NIMk wondered if this really was the end. Is Annlee dead, truly free, or both? Copyright was used explicitly to lock up an appropriated image that has the potential to flow freely as an open art work. Annlee has disappeared as an image, but not as an entity that can be discussed and talked about or as a subject for new artworks. As Philippe Parreno suggested: “the project doesn't stop in the absence of Annlee, it can always produce more authors.” A decade after the project ended, NIMk invites you to “unofficially” respond to the Annlee project. Reactions can be uploaded to the blog of the project which is also presented at NIMk:

Wayne Horse
interpretation of the No ghost just a shell project
Willehad Eilers, also known as Wayne Horse, lives and works in Amsterdam. He's an interdisciplinary artist whose work ranges from drawings and wall paintings to animations, video works, installations and performances. Horse experiments with different ways of exploring a story, with the aim to allow the story to tell itself. A sense of adventure plays a key role within his oeuvre: movie scenarios are written during the editing process, random acts set the rules for projects, and become the basis for further decisions. His works turn into paths to be traveled and everything encountered along the way falls into place.
Within the framework of the call for new reactions to the Annlee project, NIMk has invited this multi-talented artist to give his interpretation of the No ghost just a shell project by Philippe Parreno and Pierre Huyghe and to give Annlee a new lease of life.

Wayne Horse about his work:

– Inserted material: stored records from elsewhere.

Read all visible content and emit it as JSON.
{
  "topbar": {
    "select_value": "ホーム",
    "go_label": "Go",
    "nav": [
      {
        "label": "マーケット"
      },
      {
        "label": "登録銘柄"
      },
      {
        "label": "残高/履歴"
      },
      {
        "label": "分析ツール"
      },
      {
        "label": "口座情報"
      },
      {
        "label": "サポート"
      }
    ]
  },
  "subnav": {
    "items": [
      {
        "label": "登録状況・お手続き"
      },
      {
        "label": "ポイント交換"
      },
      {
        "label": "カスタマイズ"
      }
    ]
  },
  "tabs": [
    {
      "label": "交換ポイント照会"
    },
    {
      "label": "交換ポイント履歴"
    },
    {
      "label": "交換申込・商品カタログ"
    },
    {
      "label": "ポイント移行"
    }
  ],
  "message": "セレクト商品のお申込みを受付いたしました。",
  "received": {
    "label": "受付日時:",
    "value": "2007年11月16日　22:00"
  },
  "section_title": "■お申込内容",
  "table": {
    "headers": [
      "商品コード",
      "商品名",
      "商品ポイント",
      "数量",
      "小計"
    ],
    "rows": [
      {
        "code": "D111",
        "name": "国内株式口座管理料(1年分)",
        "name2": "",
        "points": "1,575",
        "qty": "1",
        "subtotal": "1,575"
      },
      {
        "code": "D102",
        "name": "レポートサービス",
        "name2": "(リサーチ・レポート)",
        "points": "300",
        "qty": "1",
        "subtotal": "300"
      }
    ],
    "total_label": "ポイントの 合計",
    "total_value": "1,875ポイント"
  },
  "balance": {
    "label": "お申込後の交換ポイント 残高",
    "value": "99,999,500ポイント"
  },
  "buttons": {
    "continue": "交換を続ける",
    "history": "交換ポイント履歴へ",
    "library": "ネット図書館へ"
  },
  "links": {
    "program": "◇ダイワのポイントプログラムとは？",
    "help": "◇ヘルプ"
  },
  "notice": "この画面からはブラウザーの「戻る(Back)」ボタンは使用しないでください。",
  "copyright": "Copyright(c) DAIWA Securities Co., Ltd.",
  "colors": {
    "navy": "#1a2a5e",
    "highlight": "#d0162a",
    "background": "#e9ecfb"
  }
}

"The contract burying annlee, laying her to rest without letting her die seemed a rather gloomy vision to me. My aim is to show that annlee's spirit (no ghost just a shell) lives on. Now more than ever.
In times of endless amounts of images being added to the ever growing image bank of the internet everyday. Basically everybody supplies a shell to use for anyone willing to do so. It is impossible to control who will do what with any image uploaded onto the world wide waters of the internet. The whole internet is a playground for anyone who wants it to be.
All images used in this video are random portraits found through social networks and Google Image Search. Of course there are characters and life's connected to each of these persons. I decided to completely disregard that and use the portraits as moldable empty models instead. The reason these portraits were being chosen was that their face would be one of the first to pop up during the image search. To further underline their function as an empty shell their faces were distorted to match annlee's features. In the end of the video clip we see annlee age and finally rest. The torch is being carried on by an army of millions."